● Exercise
Below are records; copy every line in them that holds the word "with".

(Records from a collection)
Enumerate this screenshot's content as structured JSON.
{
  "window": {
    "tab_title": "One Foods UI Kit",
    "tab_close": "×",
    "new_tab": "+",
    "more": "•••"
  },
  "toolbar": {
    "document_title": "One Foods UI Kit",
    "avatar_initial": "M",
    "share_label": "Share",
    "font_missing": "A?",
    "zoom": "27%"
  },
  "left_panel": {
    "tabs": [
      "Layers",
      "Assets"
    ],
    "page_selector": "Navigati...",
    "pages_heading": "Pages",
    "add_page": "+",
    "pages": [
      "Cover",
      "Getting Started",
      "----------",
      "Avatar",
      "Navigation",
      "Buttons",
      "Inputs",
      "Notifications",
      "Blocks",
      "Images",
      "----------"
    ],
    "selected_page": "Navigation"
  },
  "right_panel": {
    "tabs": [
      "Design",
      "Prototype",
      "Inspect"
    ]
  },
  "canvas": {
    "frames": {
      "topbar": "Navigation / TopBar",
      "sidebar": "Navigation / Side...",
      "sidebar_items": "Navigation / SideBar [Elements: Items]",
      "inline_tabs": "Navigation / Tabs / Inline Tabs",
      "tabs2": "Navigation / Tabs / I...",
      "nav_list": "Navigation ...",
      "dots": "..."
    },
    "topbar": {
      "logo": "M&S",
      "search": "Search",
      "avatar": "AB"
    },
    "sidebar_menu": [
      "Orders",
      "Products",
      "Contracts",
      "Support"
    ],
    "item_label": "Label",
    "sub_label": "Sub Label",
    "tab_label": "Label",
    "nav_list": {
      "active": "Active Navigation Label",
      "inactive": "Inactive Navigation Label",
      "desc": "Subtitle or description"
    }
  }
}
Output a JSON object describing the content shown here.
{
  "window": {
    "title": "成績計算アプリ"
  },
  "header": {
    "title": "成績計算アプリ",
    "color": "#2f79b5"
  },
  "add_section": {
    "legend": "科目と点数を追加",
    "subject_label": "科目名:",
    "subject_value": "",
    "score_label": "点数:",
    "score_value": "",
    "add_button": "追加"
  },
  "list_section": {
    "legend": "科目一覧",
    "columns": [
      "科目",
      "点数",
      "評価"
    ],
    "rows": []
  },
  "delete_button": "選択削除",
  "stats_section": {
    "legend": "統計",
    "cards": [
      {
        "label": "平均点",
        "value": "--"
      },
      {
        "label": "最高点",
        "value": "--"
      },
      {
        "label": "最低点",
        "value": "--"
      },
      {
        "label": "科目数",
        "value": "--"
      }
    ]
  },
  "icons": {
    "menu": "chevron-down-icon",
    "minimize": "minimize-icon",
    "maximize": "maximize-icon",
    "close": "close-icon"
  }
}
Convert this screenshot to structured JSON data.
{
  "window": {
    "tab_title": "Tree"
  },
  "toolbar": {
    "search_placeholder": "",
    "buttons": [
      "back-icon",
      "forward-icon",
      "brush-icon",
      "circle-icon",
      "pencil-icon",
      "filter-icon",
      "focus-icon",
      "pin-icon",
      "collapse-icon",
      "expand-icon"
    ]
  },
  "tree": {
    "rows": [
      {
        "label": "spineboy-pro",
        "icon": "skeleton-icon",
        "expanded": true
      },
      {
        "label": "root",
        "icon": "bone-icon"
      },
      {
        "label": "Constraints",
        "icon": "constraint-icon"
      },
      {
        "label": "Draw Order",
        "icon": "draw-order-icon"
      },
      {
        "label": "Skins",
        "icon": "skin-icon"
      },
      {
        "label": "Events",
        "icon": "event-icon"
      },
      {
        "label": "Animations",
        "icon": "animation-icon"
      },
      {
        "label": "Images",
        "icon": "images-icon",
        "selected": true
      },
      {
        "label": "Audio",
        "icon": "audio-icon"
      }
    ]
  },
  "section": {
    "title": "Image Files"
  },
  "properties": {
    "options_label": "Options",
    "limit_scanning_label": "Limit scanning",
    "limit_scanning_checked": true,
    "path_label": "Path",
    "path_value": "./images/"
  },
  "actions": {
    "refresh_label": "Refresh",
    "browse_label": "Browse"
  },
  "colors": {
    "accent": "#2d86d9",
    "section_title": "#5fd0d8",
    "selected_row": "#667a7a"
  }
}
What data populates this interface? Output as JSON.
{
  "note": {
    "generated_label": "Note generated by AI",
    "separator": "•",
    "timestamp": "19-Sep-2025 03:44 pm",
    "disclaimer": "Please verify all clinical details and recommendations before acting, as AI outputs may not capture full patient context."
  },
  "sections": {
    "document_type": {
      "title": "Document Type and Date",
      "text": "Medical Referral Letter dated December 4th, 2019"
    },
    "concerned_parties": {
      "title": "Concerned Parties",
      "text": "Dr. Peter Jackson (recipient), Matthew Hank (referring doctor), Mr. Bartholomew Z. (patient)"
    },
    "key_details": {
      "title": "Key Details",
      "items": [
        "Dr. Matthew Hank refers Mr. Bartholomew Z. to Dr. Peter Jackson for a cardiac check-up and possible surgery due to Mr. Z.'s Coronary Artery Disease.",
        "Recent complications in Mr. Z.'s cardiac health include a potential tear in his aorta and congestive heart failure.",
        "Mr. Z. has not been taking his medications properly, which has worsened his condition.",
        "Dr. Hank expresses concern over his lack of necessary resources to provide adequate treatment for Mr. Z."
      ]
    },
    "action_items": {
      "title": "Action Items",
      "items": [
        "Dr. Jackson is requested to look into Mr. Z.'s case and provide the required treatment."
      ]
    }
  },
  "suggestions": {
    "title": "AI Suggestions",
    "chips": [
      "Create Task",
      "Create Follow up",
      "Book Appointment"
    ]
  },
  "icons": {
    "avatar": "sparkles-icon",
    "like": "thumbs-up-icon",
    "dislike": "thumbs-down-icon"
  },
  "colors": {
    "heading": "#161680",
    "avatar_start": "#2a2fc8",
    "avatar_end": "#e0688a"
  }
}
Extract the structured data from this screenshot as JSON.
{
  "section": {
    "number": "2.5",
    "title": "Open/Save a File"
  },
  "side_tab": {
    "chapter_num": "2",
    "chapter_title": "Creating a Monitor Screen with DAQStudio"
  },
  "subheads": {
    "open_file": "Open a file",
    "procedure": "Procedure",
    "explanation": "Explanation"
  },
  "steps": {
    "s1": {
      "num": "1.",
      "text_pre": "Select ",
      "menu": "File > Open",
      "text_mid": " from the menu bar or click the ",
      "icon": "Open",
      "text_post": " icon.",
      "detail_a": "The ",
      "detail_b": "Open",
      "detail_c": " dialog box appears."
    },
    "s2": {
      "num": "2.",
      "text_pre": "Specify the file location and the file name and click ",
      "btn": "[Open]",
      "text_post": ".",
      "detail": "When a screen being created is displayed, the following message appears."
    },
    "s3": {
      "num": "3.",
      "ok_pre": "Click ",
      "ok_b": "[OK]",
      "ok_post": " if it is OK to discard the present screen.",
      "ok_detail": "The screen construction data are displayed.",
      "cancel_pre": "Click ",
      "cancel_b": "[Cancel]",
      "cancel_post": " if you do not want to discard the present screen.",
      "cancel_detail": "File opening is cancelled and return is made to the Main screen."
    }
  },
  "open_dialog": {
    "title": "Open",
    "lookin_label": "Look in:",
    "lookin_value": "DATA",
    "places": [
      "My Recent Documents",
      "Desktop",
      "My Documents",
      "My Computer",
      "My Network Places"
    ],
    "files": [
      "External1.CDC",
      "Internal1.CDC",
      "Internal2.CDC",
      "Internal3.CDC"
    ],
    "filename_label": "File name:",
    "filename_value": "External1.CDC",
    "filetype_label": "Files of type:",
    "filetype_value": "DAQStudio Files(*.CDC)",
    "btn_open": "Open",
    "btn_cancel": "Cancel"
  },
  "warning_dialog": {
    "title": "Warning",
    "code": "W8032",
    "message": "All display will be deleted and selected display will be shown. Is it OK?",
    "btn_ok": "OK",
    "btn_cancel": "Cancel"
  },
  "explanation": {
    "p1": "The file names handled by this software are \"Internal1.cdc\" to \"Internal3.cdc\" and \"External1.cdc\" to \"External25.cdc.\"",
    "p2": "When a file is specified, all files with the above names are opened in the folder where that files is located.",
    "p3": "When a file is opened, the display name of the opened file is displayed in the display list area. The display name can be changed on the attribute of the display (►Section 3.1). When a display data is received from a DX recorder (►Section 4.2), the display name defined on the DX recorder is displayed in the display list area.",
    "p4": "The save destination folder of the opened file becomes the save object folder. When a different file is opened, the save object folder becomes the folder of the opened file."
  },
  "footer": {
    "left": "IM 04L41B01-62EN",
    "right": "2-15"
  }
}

● Problem solution
    "chapter_title": "Creating a Monitor Screen with DAQStudio"
    "p2": "When a file is specified, all files with the above names are opened in the folder where that files is located.",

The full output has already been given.